Data shown =>

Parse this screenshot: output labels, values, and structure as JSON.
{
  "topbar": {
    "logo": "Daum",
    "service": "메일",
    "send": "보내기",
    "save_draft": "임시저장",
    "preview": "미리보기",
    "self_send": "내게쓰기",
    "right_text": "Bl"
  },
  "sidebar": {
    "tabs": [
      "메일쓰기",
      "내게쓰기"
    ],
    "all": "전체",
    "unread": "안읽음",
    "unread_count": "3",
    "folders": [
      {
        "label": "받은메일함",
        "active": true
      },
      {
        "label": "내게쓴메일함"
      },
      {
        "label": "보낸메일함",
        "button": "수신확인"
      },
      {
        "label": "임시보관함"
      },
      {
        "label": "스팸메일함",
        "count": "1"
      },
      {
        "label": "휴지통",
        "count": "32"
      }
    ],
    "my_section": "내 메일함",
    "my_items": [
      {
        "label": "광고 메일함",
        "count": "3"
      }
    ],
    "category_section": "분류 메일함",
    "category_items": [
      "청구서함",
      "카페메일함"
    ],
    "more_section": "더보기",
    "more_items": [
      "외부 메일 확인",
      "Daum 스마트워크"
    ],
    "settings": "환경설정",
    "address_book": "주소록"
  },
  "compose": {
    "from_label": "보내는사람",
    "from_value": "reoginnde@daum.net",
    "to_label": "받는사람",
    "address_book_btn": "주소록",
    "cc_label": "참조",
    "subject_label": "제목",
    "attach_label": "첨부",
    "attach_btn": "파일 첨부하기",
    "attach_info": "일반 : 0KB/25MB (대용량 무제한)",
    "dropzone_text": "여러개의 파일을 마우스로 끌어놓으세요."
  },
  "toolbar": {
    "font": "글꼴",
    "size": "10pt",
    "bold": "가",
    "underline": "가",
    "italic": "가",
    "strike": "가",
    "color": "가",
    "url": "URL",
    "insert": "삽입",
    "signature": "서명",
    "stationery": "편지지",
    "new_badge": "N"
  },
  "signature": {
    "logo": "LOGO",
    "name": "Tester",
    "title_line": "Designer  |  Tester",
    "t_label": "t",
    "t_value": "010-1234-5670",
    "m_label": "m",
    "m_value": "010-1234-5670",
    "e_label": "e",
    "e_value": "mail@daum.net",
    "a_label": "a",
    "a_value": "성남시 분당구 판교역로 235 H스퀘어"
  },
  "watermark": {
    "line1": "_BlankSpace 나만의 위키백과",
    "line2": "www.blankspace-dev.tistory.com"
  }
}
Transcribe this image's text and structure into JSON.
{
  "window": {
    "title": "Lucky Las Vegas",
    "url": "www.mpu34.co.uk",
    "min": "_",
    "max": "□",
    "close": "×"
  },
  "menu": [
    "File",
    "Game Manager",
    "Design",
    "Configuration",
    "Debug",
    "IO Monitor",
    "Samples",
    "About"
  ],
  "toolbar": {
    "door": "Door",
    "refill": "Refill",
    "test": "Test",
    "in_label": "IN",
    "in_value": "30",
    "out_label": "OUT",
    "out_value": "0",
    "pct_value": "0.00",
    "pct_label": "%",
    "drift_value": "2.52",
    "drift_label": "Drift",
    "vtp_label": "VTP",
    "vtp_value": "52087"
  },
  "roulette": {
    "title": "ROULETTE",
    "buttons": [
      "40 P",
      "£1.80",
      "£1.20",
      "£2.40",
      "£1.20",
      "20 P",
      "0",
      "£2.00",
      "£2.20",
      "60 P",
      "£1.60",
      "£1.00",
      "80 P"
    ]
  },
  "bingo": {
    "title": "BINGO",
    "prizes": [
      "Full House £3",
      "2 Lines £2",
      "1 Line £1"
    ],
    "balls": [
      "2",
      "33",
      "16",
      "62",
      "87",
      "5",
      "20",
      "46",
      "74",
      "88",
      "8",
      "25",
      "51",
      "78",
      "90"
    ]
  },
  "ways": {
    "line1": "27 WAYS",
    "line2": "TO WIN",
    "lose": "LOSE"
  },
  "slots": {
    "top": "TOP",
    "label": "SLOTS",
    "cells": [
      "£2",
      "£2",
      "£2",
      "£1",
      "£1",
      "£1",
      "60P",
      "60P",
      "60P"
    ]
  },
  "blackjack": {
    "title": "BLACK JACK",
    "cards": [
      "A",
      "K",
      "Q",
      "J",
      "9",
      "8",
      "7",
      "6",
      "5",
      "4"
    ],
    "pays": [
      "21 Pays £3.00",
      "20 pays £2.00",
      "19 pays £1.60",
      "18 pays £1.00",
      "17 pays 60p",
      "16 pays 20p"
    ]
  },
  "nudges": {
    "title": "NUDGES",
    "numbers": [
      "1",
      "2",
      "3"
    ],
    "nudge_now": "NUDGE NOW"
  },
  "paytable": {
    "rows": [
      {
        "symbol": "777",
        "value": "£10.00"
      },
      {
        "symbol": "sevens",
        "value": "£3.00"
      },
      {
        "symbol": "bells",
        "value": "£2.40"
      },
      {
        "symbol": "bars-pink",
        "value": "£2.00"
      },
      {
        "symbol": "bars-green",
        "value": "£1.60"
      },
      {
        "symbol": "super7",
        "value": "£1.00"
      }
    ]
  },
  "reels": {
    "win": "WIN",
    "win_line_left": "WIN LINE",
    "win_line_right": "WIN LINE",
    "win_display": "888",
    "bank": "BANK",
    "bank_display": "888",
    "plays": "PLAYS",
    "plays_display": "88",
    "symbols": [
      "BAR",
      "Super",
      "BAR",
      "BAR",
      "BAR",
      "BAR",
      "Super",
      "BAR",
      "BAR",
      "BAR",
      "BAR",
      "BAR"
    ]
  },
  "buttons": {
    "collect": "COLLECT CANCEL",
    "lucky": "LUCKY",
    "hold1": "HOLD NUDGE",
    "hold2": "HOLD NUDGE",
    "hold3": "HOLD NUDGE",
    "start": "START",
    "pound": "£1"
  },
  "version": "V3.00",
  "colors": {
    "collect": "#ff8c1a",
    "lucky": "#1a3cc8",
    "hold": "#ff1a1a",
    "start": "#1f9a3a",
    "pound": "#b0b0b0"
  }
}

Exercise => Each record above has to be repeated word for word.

Answer area =>
Parse this screenshot: output labels, values, and structure as JSON.
{
  "topbar": {
    "logo": "Daum",
    "service": "메일",
    "send": "보내기",
    "save_draft": "임시저장",
    "preview": "미리보기",
    "self_send": "내게쓰기",
    "right_text": "Bl"
  },
  "sidebar": {
    "tabs": [
      "메일쓰기",
      "내게쓰기"
    ],
    "all": "전체",
    "unread": "안읽음",
    "unread_count": "3",
    "folders": [
      {
        "label": "받은메일함",
        "active": true
      },
      {
        "label": "내게쓴메일함"
      },
      {
        "label": "보낸메일함",
        "button": "수신확인"
      },
      {
        "label": "임시보관함"
      },
      {
        "label": "스팸메일함",
        "count": "1"
      },
      {
        "label": "휴지통",
        "count": "32"
      }
    ],
    "my_section": "내 메일함",
    "my_items": [
      {
        "label": "광고 메일함",
        "count": "3"
      }
    ],
    "category_section": "분류 메일함",
    "category_items": [
      "청구서함",
      "카페메일함"
    ],
    "more_section": "더보기",
    "more_items": [
      "외부 메일 확인",
      "Daum 스마트워크"
    ],
    "settings": "환경설정",
    "address_book": "주소록"
  },
  "compose": {
    "from_label": "보내는사람",
    "from_value": "reoginnde@daum.net",
    "to_label": "받는사람",
    "address_book_btn": "주소록",
    "cc_label": "참조",
    "subject_label": "제목",
    "attach_label": "첨부",
    "attach_btn": "파일 첨부하기",
    "attach_info": "일반 : 0KB/25MB (대용량 무제한)",
    "dropzone_text": "여러개의 파일을 마우스로 끌어놓으세요."
  },
  "toolbar": {
    "font": "글꼴",
    "size": "10pt",
    "bold": "가",
    "underline": "가",
    "italic": "가",
    "strike": "가",
    "color": "가",
    "url": "URL",
    "insert": "삽입",
    "signature": "서명",
    "stationery": "편지지",
    "new_badge": "N"
  },
  "signature": {
    "logo": "LOGO",
    "name": "Tester",
    "title_line": "Designer  |  Tester",
    "t_label": "t",
    "t_value": "010-1234-5670",
    "m_label": "m",
    "m_value": "010-1234-5670",
    "e_label": "e",
    "e_value": "mail@daum.net",
    "a_label": "a",
    "a_value": "성남시 분당구 판교역로 235 H스퀘어"
  },
  "watermark": {
    "line1": "_BlankSpace 나만의 위키백과",
    "line2": "www.blankspace-dev.tistory.com"
  }
}
Transcribe this image's text and structure into JSON.
{
  "window": {
    "title": "Lucky Las Vegas",
    "url": "www.mpu34.co.uk",
    "min": "_",
    "max": "□",
    "close": "×"
  },
  "menu": [
    "File",
    "Game Manager",
    "Design",
    "Configuration",
    "Debug",
    "IO Monitor",
    "Samples",
    "About"
  ],
  "toolbar": {
    "door": "Door",
    "refill": "Refill",
    "test": "Test",
    "in_label": "IN",
    "in_value": "30",
    "out_label": "OUT",
    "out_value": "0",
    "pct_value": "0.00",
    "pct_label": "%",
    "drift_value": "2.52",
    "drift_label": "Drift",
    "vtp_label": "VTP",
    "vtp_value": "52087"
  },
  "roulette": {
    "title": "ROULETTE",
    "buttons": [
      "40 P",
      "£1.80",
      "£1.20",
      "£2.40",
      "£1.20",
      "20 P",
      "0",
      "£2.00",
      "£2.20",
      "60 P",
      "£1.60",
      "£1.00",
      "80 P"
    ]
  },
  "bingo": {
    "title": "BINGO",
    "prizes": [
      "Full House £3",
      "2 Lines £2",
      "1 Line £1"
    ],
    "balls": [
      "2",
      "33",
      "16",
      "62",
      "87",
      "5",
      "20",
      "46",
      "74",
      "88",
      "8",
      "25",
      "51",
      "78",
      "90"
    ]
  },
  "ways": {
    "line1": "27 WAYS",
    "line2": "TO WIN",
    "lose": "LOSE"
  },
  "slots": {
    "top": "TOP",
    "label": "SLOTS",
    "cells": [
      "£2",
      "£2",
      "£2",
      "£1",
      "£1",
      "£1",
      "60P",
      "60P",
      "60P"
    ]
  },
  "blackjack": {
    "title": "BLACK JACK",
    "cards": [
      "A",
      "K",
      "Q",
      "J",
      "9",
      "8",
      "7",
      "6",
      "5",
      "4"
    ],
    "pays": [
      "21 Pays £3.00",
      "20 pays £2.00",
      "19 pays £1.60",
      "18 pays £1.00",
      "17 pays 60p",
      "16 pays 20p"
    ]
  },
  "nudges": {
    "title": "NUDGES",
    "numbers": [
      "1",
      "2",
      "3"
    ],
    "nudge_now": "NUDGE NOW"
  },
  "paytable": {
    "rows": [
      {
        "symbol": "777",
        "value": "£10.00"
      },
      {
        "symbol": "sevens",
        "value": "£3.00"
      },
      {
        "symbol": "bells",
        "value": "£2.40"
      },
      {
        "symbol": "bars-pink",
        "value": "£2.00"
      },
      {
        "symbol": "bars-green",
        "value": "£1.60"
      },
      {
        "symbol": "super7",
        "value": "£1.00"
      }
    ]
  },
  "reels": {
    "win": "WIN",
    "win_line_left": "WIN LINE",
    "win_line_right": "WIN LINE",
    "win_display": "888",
    "bank": "BANK",
    "bank_display": "888",
    "plays": "PLAYS",
    "plays_display": "88",
    "symbols": [
      "BAR",
      "Super",
      "BAR",
      "BAR",
      "BAR",
      "BAR",
      "Super",
      "BAR",
      "BAR",
      "BAR",
      "BAR",
      "BAR"
    ]
  },
  "buttons": {
    "collect": "COLLECT CANCEL",
    "lucky": "LUCKY",
    "hold1": "HOLD NUDGE",
    "hold2": "HOLD NUDGE",
    "hold3": "HOLD NUDGE",
    "start": "START",
    "pound": "£1"
  },
  "version": "V3.00",
  "colors": {
    "collect": "#ff8c1a",
    "lucky": "#1a3cc8",
    "hold": "#ff1a1a",
    "start": "#1f9a3a",
    "pound": "#b0b0b0"
  }
}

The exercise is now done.